Working together for a greater good

This was the running theme at one of our latest meetings where we had the opportunity to get together, which is crucial to the development of the team and overall success of the business.

With help from an external facilitator we used our afternoon session to focus on how we can drive Syscap forward so that we can continue to deliver exceptional results. Our starting point was that great things come from small changes and that everyone needs to come together in order to reach a common goal. In this context we were looking at our sales and marketing efforts, but believe that the same mentality can be applied to any context, which is why we thought we should share some of our thoughts from the day.

Stop accepting

In work, as well as in life, we will generally get what we accept – so if we genuinely want to improve something, we have to stop accepting the way it is now. “Stop accepting” doesn’t mean a flat refusal, which would most likely create friction and unhealthy conflict; it does mean, however, at least raising “I don’t think this is good enough”. You can’t change a culture overnight, but you do have to start somewhere.

Small improvements = sustained success

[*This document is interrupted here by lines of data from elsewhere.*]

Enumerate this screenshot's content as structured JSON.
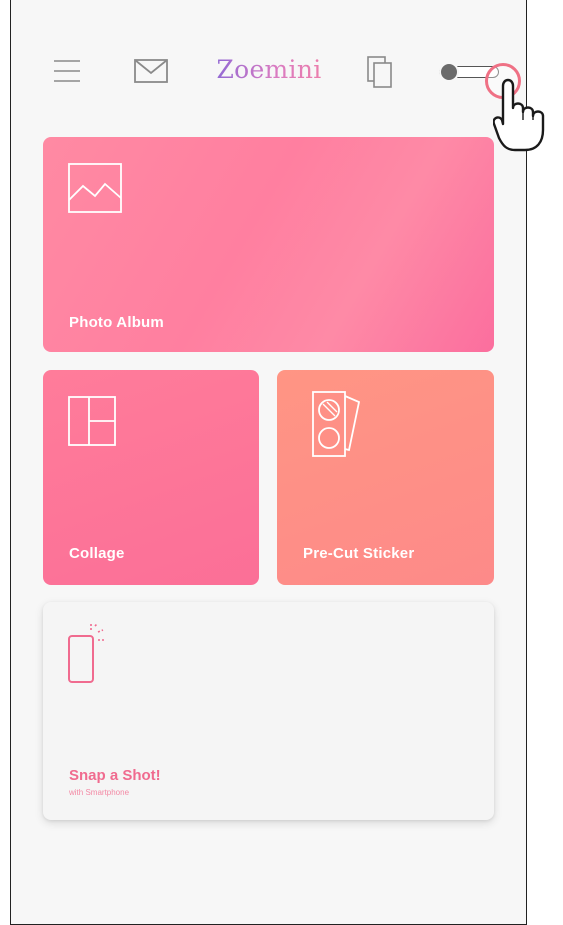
{
  "header": {
    "brand": "Zoemini",
    "icons": {
      "menu": "hamburger-menu-icon",
      "mail": "envelope-icon",
      "copies": "copies-icon",
      "toggle": "toggle-switch"
    },
    "toggle_state": "off"
  },
  "cards": {
    "photo_album": {
      "label": "Photo Album",
      "icon": "image-icon"
    },
    "collage": {
      "label": "Collage",
      "icon": "collage-layout-icon"
    },
    "sticker": {
      "label": "Pre-Cut Sticker",
      "icon": "sticker-sheet-icon"
    },
    "snap": {
      "label": "Snap a Shot!",
      "sublabel": "with Smartphone",
      "icon": "smartphone-icon"
    }
  },
  "colors": {
    "accent_pink": "#f06b8f",
    "brand_purple": "#8b68d6",
    "photo_album_bg": "#ff7fa0",
    "collage_bg": "#fb6f97",
    "sticker_bg": "#ff9584",
    "tap_ring": "#ef7185"
  }
}
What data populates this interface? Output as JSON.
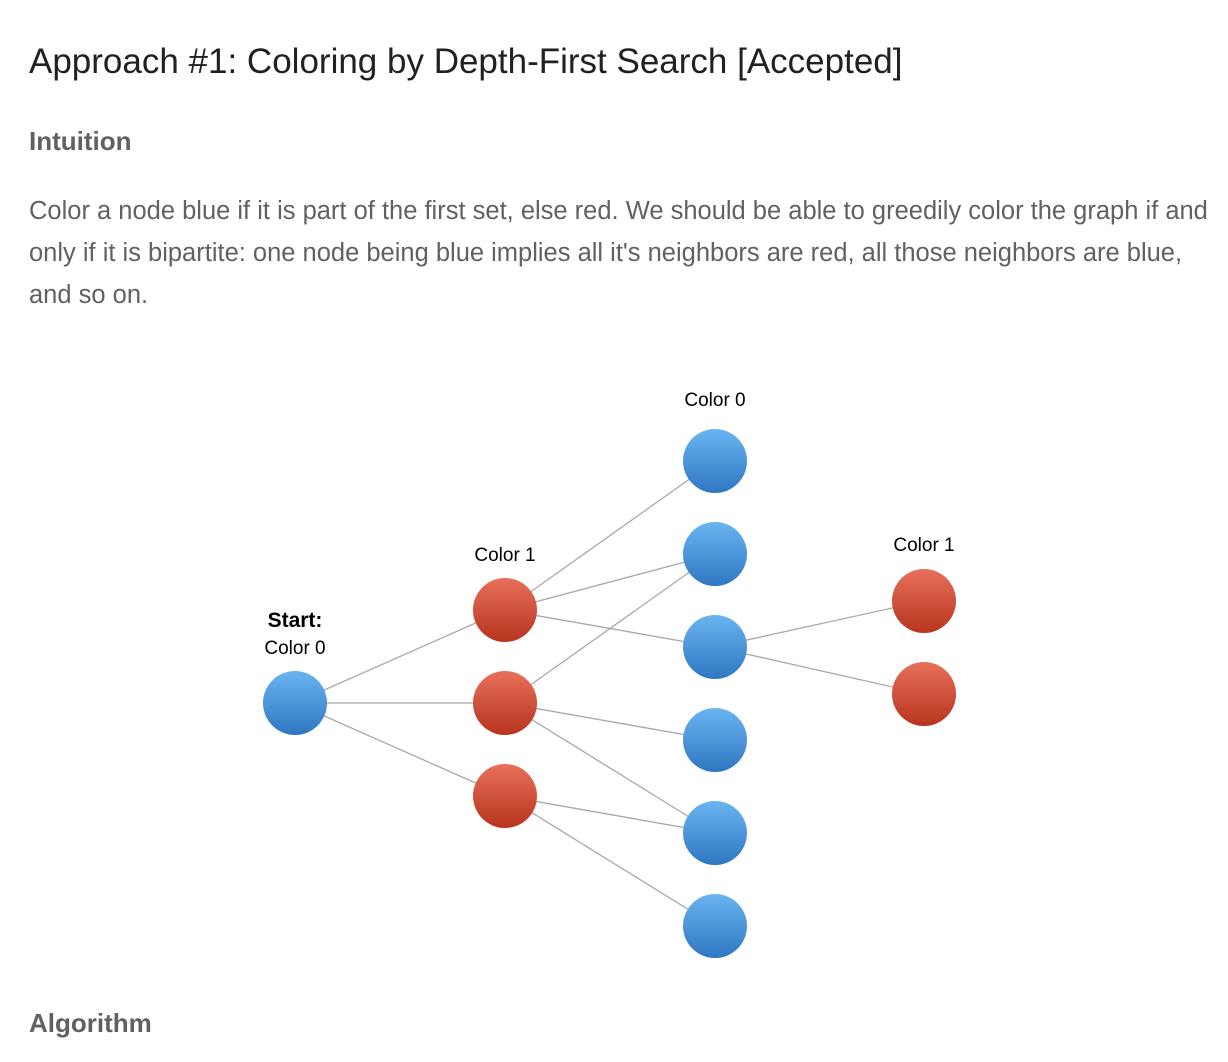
{
  "article": {
    "title": "Approach #1: Coloring by Depth-First Search [Accepted]",
    "intuition_heading": "Intuition",
    "intuition_paragraph": "Color a node blue if it is part of the first set, else red. We should be able to greedily color the graph if and only if it is bipartite: one node being blue implies all it's neighbors are red, all those neighbors are blue, and so on.",
    "algorithm_heading": "Algorithm"
  },
  "figure": {
    "start_label": "Start:",
    "labels": {
      "start_color": "Color 0",
      "col1_color": "Color 1",
      "col2_color": "Color 0",
      "col3_color": "Color 1"
    },
    "colors": {
      "blue_light": "#6ab4f0",
      "blue_dark": "#2f77c2",
      "red_light": "#e8705a",
      "red_dark": "#b8341f",
      "edge": "#a8a8a8"
    }
  }
}
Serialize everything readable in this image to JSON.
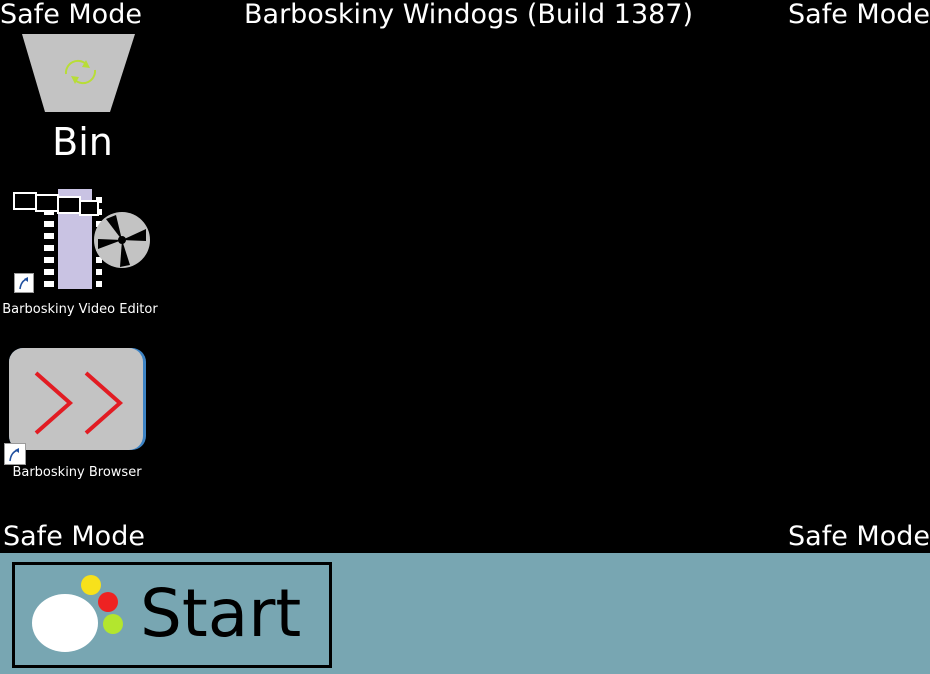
{
  "watermarks": {
    "top_left": "Safe Mode",
    "top_right": "Safe Mode",
    "bottom_left": "Safe Mode",
    "bottom_right": "Safe Mode"
  },
  "title": "Barboskiny Windogs (Build 1387)",
  "desktop_icons": [
    {
      "label": "Bin",
      "icon": "recycle-bin-icon"
    },
    {
      "label": "Barboskiny Video Editor",
      "icon": "video-editor-icon",
      "shortcut": true
    },
    {
      "label": "Barboskiny Browser",
      "icon": "browser-icon",
      "shortcut": true
    }
  ],
  "taskbar": {
    "start_label": "Start",
    "start_logo_colors": [
      "#ffffff",
      "#f7e11b",
      "#ee2222",
      "#b3e62e"
    ]
  },
  "colors": {
    "desktop_background": "#000000",
    "taskbar_background": "#78a6b2"
  }
}
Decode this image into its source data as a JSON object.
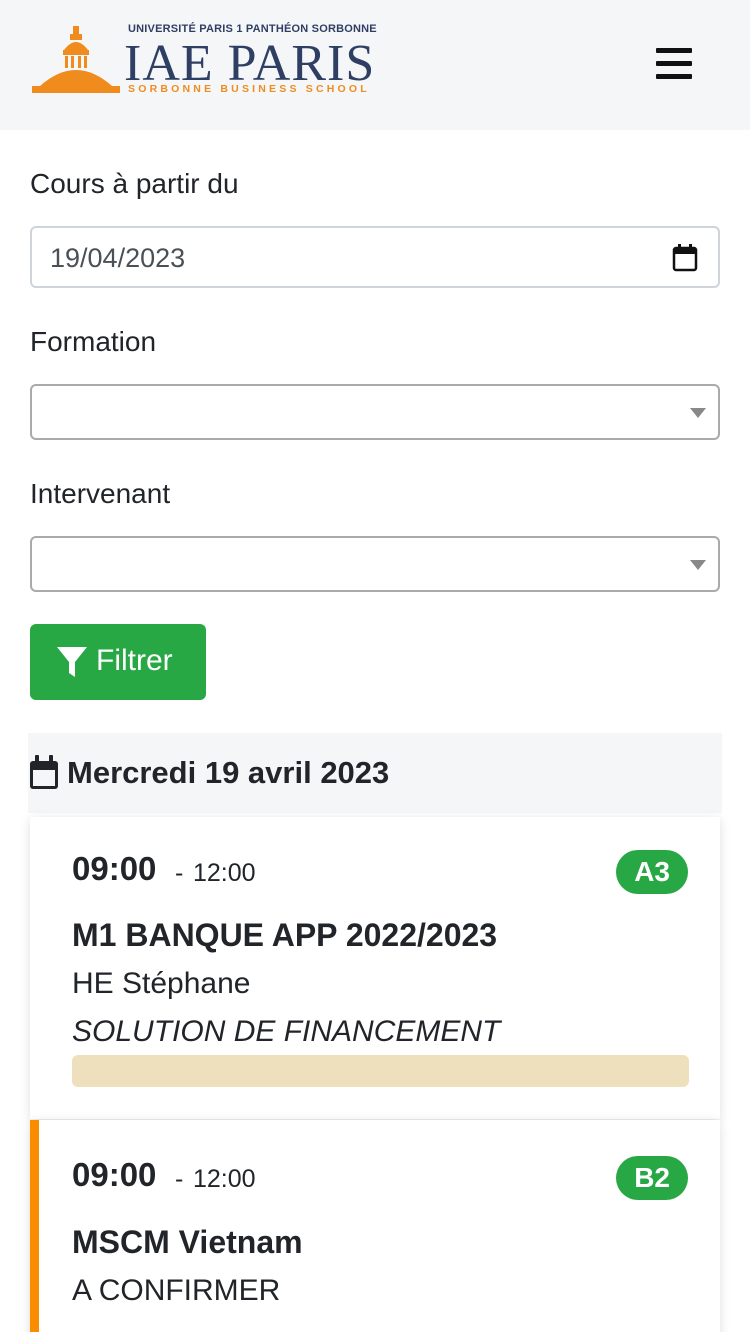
{
  "header": {
    "logo": {
      "top_line": "UNIVERSITÉ PARIS 1 PANTHÉON SORBONNE",
      "main": "IAE PARIS",
      "sub": "SORBONNE BUSINESS SCHOOL"
    },
    "menu_icon": "hamburger-icon"
  },
  "filters": {
    "date_label": "Cours à partir du",
    "date_value": "19/04/2023",
    "formation_label": "Formation",
    "formation_value": "",
    "intervenant_label": "Intervenant",
    "intervenant_value": "",
    "filter_button": "Filtrer",
    "filter_icon": "filter-icon"
  },
  "schedule": {
    "day_title": "Mercredi 19 avril 2023",
    "day_icon": "calendar-icon",
    "sessions": [
      {
        "start": "09:00",
        "separator": "-",
        "end": "12:00",
        "room": "A3",
        "program": "M1 BANQUE APP 2022/2023",
        "teacher": "HE      Stéphane",
        "subject": "SOLUTION DE FINANCEMENT",
        "accent_color": ""
      },
      {
        "start": "09:00",
        "separator": "-",
        "end": "12:00",
        "room": "B2",
        "program": "MSCM Vietnam",
        "teacher": "A CONFIRMER",
        "accent_color": "#fb8c00"
      }
    ]
  },
  "colors": {
    "primary_green": "#28a745",
    "navbar_bg": "#f5f6f8",
    "logo_blue": "#2e3f63",
    "logo_orange": "#f08c1e",
    "accent_orange": "#fb8c00",
    "subject_bar": "#eee0bc"
  }
}
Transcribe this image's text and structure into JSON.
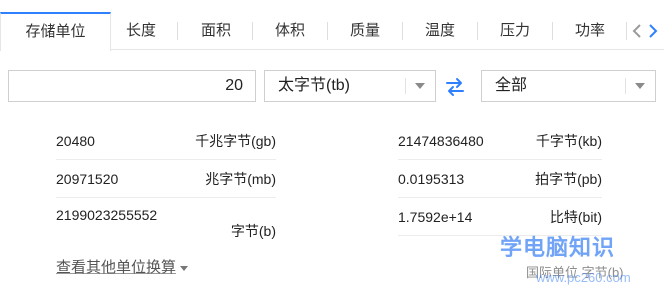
{
  "tabs": [
    {
      "label": "存储单位",
      "active": true
    },
    {
      "label": "长度",
      "active": false
    },
    {
      "label": "面积",
      "active": false
    },
    {
      "label": "体积",
      "active": false
    },
    {
      "label": "质量",
      "active": false
    },
    {
      "label": "温度",
      "active": false
    },
    {
      "label": "压力",
      "active": false
    },
    {
      "label": "功率",
      "active": false
    }
  ],
  "converter": {
    "input_value": "20",
    "from_unit": "太字节(tb)",
    "to_unit": "全部"
  },
  "results": {
    "left": [
      {
        "value": "20480",
        "unit": "千兆字节(gb)"
      },
      {
        "value": "20971520",
        "unit": "兆字节(mb)"
      },
      {
        "value": "2199023255552",
        "unit": "字节(b)"
      }
    ],
    "right": [
      {
        "value": "21474836480",
        "unit": "千字节(kb)"
      },
      {
        "value": "0.0195313",
        "unit": "拍字节(pb)"
      },
      {
        "value": "1.7592e+14",
        "unit": "比特(bit)"
      }
    ]
  },
  "more_link": "查看其他单位换算",
  "watermark": {
    "title": "学电脑知识",
    "partial_text": "国际单位 字节(b)",
    "site": "www.pc260.com"
  },
  "colors": {
    "accent": "#2f80ff",
    "border": "#cfcfcf"
  },
  "icons": {
    "swap": "swap-arrows-icon",
    "prev": "chevron-left-icon",
    "next": "chevron-right-icon",
    "dropdown": "caret-down-icon"
  }
}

There were some great successes for Team GB at the Olympics in 2012. But one team that stood out in particular was the cycling team led by Dave Brailsford. He has been widely quoted on the importance of marginal gains.

Put simply….how small improvements in a number of different aspects of what we do can have a huge impact to the overall performance of the team.”

It’s so easy to overestimate the importance of one defining moment and underestimate the value of making better decisions on a daily basis.

Almost every habit that you have – good or bad – is the result of many small decisions over time. And yet, how easily we forget this when we want to make a change.

So often we convince ourselves that change is only meaningful if there is some large, visible outcome associated with it. Whether it is losing weight, building a business, traveling the world or any other goal, we often put pressure on ourselves to make some earth-shattering improvement that everyone will talk about.

Meanwhile, improving by just 1 percent isn’t notable (and sometimes it isn’t even noticeable). But it can be just as meaningful, especially in the long run.

From what I can tell, this pattern works the same way in reverse. (An aggregation of marginal losses, in other words.) If you find yourself stuck with bad habits or poor results, it’s usually not because something happened overnight. It’s the sum of many small choices – a 1 percent decline here and there – that eventually leads to a problem.

We are all responsible

Very often it is seen as someone else’s problem to sort issues out. But to make improvements we must all play our part. As with so many things, it just needs people who are prepared to make a start, however big or small. It’s also fundamental that we recognise that it’s not just others this applies to – we are often most accepting of mediocrity from ourselves.

We will continue to make marginal gains in order to take small steps towards a greater, more successful and sustainable future.